There are some dedicated spaces for kids and grownups alike in the basement. Since so many people can work from anywhere these days I turned the fourth bedroom into a dedicated home office with a pullout sofa to accommodate extra overnight guests. The desk faces the waterfront views though so I can’t promise you’ll be particularly productive.
On the opposite side of the basement, there was a strange doorless alcove of a room that I decided to turn into a dedicated play space. I immediately knew I wanted wall-mounted shelves for storage in this room as it’s a well-known fact kids only play with the things they can see. I had my heart set on a particular set of shelves from Ikea but in the midst of the pandemic supply chain issues, they went out of stock, never to return. Thankfully, I discovered yet another amazing Scandinavian design studio, Moebe CPH based in Copenhagen after they reached out to me on Instagram. Their Wall Shelving system was exactly what I’d been hunting for. I couldn’t be happier with how that wall turned out. Kids can grab puzzles, blocks, and vintage games from the shelves. On the opposite side of the room, I used the Oeuf NYC Toy Store to corral legos, marble run pieces, musical instruments, and other fun odds and ends that kids of all ages and stages could easily dig through, while an easel and art station creates a dedicated zone for creativity. Another Armadillo braided rug adds the perfect soft spot to sit and play during a rainy afternoon.
Wallpaper | Storage Cabinet (no longer available)
But don’t think I let the kids have all the fun! There was yet another, slightly odd, fairly tiny space in the basement that was crammed floor to ceiling with junk when we originally took possession.

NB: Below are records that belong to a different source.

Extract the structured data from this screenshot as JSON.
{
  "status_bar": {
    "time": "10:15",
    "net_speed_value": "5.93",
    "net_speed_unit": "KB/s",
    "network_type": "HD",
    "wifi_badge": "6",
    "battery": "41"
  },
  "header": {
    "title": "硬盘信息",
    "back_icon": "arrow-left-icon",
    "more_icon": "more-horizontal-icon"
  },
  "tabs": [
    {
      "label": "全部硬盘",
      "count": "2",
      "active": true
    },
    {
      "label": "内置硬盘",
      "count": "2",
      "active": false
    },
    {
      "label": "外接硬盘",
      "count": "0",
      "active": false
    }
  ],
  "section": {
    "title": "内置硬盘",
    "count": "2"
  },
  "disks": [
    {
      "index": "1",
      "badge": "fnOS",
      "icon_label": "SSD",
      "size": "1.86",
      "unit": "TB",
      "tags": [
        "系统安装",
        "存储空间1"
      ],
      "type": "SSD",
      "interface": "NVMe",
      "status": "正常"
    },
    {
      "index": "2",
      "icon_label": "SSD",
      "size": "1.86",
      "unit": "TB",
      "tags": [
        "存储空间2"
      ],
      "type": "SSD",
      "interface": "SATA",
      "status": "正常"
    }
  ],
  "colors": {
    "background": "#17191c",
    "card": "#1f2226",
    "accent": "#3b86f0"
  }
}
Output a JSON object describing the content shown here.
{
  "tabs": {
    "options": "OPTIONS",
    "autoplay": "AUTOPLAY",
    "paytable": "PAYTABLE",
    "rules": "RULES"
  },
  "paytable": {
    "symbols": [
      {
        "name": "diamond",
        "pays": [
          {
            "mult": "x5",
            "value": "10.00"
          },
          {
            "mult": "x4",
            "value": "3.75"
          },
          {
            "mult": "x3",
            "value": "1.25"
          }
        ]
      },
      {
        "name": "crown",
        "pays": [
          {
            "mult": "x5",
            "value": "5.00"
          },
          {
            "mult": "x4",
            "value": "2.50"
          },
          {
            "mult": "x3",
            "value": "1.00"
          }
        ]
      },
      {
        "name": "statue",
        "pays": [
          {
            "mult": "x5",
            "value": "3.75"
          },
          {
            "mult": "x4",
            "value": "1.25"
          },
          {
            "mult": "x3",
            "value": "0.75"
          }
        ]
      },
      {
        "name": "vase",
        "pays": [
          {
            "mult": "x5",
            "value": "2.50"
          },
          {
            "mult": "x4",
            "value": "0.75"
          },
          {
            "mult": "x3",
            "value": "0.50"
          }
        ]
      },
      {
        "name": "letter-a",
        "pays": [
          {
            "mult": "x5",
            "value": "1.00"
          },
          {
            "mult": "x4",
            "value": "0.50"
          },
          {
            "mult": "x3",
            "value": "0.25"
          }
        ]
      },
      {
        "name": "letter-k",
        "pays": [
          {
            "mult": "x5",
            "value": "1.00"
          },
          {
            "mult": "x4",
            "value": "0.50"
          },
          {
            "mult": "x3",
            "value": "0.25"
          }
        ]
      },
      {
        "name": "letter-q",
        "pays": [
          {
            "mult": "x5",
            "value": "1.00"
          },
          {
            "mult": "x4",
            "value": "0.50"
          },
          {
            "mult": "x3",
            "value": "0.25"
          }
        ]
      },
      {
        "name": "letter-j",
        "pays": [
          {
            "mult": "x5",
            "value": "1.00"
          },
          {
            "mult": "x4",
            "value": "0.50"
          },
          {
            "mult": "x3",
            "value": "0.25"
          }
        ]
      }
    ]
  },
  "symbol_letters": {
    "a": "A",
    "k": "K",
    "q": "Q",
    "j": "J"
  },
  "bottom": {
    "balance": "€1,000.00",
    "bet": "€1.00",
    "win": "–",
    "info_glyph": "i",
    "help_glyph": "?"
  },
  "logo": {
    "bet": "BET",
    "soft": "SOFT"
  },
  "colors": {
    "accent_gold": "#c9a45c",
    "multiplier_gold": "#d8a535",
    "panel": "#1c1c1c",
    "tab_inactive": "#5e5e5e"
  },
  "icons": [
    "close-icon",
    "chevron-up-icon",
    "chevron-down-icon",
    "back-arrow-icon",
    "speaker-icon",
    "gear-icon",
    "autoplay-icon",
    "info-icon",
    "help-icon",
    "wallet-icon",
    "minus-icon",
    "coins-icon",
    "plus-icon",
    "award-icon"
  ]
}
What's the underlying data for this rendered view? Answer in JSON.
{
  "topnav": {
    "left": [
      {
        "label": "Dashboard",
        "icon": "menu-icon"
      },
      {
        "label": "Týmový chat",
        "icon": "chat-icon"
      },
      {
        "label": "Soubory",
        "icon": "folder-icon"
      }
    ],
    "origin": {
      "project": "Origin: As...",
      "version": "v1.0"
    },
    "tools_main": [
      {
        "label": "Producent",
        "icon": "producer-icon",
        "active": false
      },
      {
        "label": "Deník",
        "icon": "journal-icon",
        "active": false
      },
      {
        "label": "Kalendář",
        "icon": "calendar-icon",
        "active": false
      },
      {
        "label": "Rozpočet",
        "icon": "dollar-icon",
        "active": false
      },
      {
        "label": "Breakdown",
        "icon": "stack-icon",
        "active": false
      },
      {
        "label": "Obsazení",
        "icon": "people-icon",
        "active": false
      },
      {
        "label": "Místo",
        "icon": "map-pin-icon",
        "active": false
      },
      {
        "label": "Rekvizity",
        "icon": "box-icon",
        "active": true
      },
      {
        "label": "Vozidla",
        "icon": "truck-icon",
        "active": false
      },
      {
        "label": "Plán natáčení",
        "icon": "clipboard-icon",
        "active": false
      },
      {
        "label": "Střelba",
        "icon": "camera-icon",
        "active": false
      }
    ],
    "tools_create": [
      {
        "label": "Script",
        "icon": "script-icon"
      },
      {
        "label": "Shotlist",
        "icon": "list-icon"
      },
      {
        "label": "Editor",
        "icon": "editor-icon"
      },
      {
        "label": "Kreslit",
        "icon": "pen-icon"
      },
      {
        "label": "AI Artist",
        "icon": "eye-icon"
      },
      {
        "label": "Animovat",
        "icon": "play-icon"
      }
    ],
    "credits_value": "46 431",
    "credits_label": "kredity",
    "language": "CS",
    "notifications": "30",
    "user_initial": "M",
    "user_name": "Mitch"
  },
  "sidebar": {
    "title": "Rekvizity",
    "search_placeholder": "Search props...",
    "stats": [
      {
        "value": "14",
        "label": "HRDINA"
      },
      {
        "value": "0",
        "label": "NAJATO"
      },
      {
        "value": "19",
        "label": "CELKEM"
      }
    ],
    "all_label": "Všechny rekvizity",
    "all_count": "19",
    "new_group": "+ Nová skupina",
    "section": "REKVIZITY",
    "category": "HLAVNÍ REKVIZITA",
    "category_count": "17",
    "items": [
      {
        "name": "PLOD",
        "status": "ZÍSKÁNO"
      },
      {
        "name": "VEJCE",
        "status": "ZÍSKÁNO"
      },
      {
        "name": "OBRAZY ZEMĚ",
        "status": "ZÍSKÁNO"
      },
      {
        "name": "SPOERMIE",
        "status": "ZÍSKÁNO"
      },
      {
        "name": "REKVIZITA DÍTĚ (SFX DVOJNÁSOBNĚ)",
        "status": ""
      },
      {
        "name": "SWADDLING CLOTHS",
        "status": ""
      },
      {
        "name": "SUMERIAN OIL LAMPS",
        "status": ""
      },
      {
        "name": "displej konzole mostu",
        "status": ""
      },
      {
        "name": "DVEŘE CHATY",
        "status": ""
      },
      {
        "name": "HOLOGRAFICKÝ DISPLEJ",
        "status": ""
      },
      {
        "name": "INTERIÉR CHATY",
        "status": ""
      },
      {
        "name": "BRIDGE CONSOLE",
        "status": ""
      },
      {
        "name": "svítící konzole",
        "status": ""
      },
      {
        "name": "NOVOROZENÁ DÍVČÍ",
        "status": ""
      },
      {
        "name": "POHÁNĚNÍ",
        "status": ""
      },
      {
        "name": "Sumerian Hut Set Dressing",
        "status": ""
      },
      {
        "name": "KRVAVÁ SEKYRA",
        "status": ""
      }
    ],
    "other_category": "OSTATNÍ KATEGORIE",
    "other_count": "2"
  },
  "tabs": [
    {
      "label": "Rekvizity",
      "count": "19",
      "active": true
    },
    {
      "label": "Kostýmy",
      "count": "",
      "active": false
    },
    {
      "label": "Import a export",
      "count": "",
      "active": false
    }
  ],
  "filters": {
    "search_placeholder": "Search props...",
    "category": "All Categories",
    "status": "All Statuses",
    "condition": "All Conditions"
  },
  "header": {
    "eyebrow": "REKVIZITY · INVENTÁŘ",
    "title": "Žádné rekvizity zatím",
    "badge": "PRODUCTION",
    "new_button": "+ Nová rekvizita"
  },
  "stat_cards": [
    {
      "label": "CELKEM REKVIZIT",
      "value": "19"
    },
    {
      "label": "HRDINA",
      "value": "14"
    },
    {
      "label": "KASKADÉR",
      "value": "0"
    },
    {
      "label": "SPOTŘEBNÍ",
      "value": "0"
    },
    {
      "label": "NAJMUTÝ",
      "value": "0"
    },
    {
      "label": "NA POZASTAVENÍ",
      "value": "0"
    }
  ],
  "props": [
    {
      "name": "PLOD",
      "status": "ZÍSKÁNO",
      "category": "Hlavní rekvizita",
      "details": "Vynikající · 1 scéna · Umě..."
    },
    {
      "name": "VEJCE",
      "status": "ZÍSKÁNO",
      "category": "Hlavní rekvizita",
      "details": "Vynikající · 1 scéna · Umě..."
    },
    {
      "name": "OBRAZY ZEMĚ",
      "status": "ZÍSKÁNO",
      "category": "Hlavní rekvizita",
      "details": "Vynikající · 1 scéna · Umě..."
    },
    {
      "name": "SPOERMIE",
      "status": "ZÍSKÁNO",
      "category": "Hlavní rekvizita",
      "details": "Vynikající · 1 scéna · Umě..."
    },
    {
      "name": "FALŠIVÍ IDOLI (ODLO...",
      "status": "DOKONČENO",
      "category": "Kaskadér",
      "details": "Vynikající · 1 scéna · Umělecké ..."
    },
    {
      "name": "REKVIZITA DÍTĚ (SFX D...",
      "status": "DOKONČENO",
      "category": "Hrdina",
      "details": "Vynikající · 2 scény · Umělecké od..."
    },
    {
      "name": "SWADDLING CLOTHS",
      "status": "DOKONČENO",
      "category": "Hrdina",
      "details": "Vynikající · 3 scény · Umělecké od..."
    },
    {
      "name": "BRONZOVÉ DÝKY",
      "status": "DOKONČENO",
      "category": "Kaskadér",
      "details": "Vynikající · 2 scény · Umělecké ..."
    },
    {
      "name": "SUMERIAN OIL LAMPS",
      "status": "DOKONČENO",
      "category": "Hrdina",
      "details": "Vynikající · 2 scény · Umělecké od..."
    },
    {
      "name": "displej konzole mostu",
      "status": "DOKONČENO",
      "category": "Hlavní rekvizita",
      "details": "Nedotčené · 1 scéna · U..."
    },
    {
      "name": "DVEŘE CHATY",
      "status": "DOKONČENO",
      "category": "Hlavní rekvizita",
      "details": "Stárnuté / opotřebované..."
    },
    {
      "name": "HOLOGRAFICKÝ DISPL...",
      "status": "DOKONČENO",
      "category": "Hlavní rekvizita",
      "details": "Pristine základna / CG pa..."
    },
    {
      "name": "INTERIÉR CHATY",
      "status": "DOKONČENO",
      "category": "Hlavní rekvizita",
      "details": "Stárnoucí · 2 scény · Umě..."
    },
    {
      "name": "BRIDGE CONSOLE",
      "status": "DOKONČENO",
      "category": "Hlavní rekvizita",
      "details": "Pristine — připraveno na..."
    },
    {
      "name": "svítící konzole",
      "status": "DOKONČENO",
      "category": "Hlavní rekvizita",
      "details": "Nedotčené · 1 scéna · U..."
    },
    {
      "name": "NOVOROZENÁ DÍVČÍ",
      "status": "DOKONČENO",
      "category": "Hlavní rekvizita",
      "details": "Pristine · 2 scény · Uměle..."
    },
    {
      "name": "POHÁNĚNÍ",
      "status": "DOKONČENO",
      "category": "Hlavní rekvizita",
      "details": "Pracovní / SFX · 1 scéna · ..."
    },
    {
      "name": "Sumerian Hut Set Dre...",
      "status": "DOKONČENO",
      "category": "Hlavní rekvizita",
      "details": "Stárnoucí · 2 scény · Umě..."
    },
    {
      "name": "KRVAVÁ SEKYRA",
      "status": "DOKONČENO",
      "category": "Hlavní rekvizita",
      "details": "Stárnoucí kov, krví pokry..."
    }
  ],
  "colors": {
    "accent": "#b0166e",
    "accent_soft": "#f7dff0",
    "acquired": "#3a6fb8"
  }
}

But as an avid yogi and a newly minted Peloton enthusiast, I immediately saw an opportunity to carve out a space dedicated to wellness. I worked with York Wallcoverings to envelop the entire room in a gorgeous grasscloth. I set up my ode to all things “woo-woo” in one corner and also stocked up on some more traditional fitness equipment. I have to tell you, having a room within your own house where you can close a door and workout feels ah-mazing. After more than a year of doing Zoom yoga in the middle of the living room, I love having this special space.
Phew. Well, there you have it. She might not technically be an actual cottage, but the Hood Canal Cottage is most certainly a special little escape. She sheltered us wonderfully during this incredibly hard time. And this past winter family and dear friends were able to finally gather around her dining table for holiday celebrations. I see so many more of those get-togethers in her future.
I’m particularly excited to share the Hood Canal Cottage with other design-loving travelers later this summer. For now, be sure to follow @hoodcanalcottage on Instagram to be the first to learn when our booking waitlist will open. And do come follow along at @apartment_34 too! I will be sharing many more behind-the-scenes stories for this entire renovation process and I’m always happy to answer any questions you may have.
Thank you so much Em and team for inviting me to share the Hood Canal Cottage here today. She was truly a labor of love and I hope you all adore her as much as we do!